This is completely unrelated to sewing, but I am so excited I have no choice but to share. I want to shout it from the rooftops. I have finally made not one but four successful loaves of bread. Yes, the kind you eat and make sandwiches with. Stop rolling your eyes and get excited with me. Yaaaaaaaaaaaaay! Kermit arms everyone! Yes you!!
Photographic Proof. Exhibit A:
This may seem rather silly, but to truly understand how big this is for me you need to know how poorly my many, many attempts over many, many years at baking bread have been. Deflated, dense, or weird and beery, you name the Bread Failure, I’ve had it. Then I’d take a break for a year or so but eventually read a blog post, someone saying “Its SOOO easy to make bread!” or stumble across a recipe in a book and get sucked in and try it again. I actually amaze myself a little when I think about how persistent I’ve been despite my pathetic track record. Perhaps delusions of someday becoming Martha
blinded me to reality. In my head, I’ve always been just a loaf of bread away from becoming the woman who makes her own yogurt and whole grain snacks for my kids before hopping on my thrifted bicycle with side baskets to go pick up the organic CSA box from the Farmer’s Market. The only thing in that previous sentence that is true of me is that I own a bicycle, and that I occasionally go to the Farmer’s Market. I’m trying to think if I’ve ever actually ridden the bike TO the Farmer’s Market, and again, it’s hard to even tell if the time I am picturing actually happened or was just a daydream of my Amazing Self.
a number of times about her positive results with Artisan Bread in 5 minutes a Day
, but I pretty much wrote that off immediately because come on the woman is so very nearly Martha, totally in a different tier of capability than me (she makes her own deodorant
for crying out loud). Honestly I was dubious that her results could be due to anything other than her general Amazingness. I am happy to report that this is not the case. I believe I have (despite forgetting several steps and not even using the baking stone they recommend) managed to make four loaves of bread, all of which have disappeared within a day of being made. I offer to you visual proof that this book is pretty stinking awesome (see Exhibits A, B, and C). My sister Kricket and her husband Ross came over the other day for dinner and they were shocked, shocked I tell you that the loaf of bread they were consuming was not only made by me but was also easy. And I can’t even believe I’m about to say this because it sounds so cheesy but I think the recipe/technique offered by this book is very nearly foolproof.
Exhibit C: (Mr Rae is starting to make fun of me when he sees me photographing my bread. He’s definitely impressed though. Or so he claims.)

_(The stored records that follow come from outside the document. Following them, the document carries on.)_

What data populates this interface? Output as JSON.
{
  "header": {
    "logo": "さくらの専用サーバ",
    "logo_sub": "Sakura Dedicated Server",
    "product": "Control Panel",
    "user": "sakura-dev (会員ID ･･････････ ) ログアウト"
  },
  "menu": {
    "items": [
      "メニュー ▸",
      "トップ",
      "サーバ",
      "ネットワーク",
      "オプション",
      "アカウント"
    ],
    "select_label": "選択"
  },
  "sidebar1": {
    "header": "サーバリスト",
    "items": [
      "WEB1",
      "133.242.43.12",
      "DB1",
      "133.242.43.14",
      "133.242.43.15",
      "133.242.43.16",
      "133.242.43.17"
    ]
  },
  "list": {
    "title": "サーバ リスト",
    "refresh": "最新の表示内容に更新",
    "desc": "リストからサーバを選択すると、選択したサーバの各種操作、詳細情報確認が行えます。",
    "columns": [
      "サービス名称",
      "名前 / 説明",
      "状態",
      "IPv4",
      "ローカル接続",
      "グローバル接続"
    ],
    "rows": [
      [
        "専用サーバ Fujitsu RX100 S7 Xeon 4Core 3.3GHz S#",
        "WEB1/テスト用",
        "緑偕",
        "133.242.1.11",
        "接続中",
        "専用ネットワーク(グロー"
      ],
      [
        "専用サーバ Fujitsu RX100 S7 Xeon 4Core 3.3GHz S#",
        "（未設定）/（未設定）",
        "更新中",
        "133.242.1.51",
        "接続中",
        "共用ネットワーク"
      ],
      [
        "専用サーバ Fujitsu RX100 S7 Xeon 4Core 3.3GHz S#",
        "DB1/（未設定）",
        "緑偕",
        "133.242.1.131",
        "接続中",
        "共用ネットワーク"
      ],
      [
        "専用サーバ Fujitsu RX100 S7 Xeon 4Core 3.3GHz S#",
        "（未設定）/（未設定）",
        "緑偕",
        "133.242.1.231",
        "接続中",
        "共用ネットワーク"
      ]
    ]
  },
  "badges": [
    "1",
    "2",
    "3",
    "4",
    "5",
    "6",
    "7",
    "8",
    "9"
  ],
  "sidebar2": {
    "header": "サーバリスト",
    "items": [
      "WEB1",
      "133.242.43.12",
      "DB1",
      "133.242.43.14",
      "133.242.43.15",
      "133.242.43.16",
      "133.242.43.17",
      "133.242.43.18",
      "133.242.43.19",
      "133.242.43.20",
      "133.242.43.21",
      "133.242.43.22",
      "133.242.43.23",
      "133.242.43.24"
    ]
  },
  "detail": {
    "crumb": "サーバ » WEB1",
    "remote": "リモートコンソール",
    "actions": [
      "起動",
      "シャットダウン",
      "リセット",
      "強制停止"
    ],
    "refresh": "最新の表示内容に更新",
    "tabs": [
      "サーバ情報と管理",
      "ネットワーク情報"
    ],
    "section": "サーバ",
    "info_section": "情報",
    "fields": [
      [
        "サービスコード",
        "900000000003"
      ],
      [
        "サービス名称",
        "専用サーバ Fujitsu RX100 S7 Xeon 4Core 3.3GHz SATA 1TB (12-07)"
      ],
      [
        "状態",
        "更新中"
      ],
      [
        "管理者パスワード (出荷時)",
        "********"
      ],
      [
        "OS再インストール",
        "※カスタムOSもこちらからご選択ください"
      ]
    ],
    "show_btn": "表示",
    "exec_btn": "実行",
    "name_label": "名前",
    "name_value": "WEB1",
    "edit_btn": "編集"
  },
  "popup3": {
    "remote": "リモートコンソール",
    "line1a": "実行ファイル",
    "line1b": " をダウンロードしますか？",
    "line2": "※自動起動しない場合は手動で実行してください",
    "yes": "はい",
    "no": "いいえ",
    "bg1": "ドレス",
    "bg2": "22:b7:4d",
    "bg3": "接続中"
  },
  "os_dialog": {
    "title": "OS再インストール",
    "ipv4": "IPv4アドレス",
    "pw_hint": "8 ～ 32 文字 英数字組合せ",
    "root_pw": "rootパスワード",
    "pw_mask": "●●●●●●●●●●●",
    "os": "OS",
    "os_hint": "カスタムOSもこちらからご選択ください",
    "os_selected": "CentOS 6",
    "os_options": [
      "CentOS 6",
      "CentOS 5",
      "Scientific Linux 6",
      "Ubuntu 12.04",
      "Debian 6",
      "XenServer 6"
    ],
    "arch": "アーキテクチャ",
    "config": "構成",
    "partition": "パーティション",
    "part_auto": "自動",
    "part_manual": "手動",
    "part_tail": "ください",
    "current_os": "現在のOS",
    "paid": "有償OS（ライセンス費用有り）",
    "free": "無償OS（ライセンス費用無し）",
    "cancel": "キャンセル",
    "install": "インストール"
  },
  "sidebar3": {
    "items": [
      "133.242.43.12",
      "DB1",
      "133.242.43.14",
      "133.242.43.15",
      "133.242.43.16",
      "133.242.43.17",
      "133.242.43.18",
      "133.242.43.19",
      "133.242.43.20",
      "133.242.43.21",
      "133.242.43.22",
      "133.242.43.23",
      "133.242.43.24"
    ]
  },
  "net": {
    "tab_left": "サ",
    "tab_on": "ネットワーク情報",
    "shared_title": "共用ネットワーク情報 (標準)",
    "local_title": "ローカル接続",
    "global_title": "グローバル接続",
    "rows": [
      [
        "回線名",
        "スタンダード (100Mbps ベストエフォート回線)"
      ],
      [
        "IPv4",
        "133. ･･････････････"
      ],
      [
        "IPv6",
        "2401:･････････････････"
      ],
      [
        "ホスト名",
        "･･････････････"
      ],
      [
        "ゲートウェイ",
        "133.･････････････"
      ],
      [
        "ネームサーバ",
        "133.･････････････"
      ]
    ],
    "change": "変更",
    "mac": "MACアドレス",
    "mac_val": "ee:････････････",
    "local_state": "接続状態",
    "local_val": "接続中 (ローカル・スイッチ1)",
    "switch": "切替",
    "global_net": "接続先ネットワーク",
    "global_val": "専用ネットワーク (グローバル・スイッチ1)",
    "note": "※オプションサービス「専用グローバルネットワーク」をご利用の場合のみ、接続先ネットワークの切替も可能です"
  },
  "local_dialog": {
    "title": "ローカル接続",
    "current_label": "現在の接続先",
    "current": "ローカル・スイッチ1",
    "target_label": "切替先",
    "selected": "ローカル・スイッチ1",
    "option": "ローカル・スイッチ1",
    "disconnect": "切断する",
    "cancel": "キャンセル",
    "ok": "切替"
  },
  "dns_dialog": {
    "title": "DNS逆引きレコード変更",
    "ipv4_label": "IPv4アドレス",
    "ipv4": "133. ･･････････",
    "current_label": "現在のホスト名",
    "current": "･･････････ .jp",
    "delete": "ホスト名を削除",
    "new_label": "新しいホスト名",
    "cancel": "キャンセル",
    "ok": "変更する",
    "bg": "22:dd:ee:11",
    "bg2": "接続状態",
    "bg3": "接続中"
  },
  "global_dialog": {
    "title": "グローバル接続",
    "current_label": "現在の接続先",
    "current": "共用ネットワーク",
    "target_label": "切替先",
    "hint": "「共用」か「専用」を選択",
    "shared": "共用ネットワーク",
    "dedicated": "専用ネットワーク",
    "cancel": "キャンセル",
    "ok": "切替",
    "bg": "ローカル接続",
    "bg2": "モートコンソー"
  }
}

Without giving too much away because that would not be cool, the basic concept is that you mix up a batch of wet dough that is enough for multiple loaves and store it in a covered container in your fridge. Then you just pull off the amount of dough you need when you need it and bake it. No kneading, no kidding. And though it’s a wee bit more complicated than what I have just outlined here, it is most definitely easy. The first few chapters outline the basic concept/tools/recipe and then the rest of the book is full of variations, including desserts (!) that are all built off of the basic recipe. If you’ve been burned by Bread Failure like I have, you owe it to yourself to go get this book from your library. But not from MY library, because I’ve got their copy and plan on renewing it as many times as necessary until the copy I ordered the other day arrives. Hneh-hneh-hneh, booyah!
So let’s debrief. Am I the last one to the party with this? There must be other fans of this book unless there’s some other bread craze I’m missing. And then, the question I’m really interested in: what’s your Amazing Self like? I know I am not the only person who has this. Do you think it’s better to set your expectations low so that you don’t get depressed when Amazing Self never materializes, or is it better to set high goals? I go back and forth on this.